Provided data:
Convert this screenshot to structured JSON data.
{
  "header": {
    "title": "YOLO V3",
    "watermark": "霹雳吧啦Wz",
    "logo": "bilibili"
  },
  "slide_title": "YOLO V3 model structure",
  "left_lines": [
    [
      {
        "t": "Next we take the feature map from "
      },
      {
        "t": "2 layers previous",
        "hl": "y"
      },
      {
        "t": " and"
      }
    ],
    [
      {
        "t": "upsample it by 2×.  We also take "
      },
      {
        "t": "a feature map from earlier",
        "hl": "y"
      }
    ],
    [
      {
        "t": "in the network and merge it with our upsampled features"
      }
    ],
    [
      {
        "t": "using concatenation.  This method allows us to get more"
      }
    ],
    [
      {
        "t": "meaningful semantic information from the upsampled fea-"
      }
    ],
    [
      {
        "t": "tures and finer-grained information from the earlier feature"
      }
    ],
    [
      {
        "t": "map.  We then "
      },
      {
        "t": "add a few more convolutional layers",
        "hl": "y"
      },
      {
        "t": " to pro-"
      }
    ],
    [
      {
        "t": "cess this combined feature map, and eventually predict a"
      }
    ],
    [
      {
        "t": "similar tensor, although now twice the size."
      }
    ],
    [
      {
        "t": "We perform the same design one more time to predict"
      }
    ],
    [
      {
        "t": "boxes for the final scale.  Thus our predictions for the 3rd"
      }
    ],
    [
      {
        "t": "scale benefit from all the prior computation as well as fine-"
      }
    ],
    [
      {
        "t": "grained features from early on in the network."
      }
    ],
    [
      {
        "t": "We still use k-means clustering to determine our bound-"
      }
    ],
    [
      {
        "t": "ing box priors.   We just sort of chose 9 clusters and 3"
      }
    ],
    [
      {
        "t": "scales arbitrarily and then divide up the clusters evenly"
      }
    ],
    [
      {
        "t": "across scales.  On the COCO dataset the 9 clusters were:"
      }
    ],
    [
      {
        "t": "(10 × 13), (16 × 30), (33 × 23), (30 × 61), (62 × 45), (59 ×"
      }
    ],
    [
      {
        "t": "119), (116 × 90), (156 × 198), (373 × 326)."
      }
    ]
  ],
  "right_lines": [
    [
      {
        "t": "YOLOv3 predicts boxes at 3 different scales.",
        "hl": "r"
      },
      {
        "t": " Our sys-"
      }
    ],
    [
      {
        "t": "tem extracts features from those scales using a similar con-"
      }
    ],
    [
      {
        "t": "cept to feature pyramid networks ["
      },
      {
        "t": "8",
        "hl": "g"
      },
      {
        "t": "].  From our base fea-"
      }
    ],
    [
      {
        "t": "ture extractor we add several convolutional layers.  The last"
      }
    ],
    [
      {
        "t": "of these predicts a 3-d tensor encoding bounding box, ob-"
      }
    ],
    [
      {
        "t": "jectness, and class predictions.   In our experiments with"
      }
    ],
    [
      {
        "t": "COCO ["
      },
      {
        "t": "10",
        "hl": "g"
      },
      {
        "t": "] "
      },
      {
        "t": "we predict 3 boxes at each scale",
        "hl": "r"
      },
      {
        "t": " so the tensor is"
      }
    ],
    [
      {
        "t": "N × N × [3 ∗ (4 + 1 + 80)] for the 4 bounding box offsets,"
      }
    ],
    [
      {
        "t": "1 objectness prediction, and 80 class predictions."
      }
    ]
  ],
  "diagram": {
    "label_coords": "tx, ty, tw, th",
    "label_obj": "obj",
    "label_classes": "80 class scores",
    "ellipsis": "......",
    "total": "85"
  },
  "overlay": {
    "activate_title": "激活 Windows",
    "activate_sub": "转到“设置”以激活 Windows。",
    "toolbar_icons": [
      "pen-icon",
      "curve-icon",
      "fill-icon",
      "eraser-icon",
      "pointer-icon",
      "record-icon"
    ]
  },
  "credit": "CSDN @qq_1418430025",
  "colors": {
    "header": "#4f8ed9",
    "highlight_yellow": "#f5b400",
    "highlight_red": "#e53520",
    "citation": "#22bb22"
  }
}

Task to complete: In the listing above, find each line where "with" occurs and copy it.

Your response:
        "t": "in the network and merge it with our upsampled features"
        "t": "jectness, and class predictions.   In our experiments with"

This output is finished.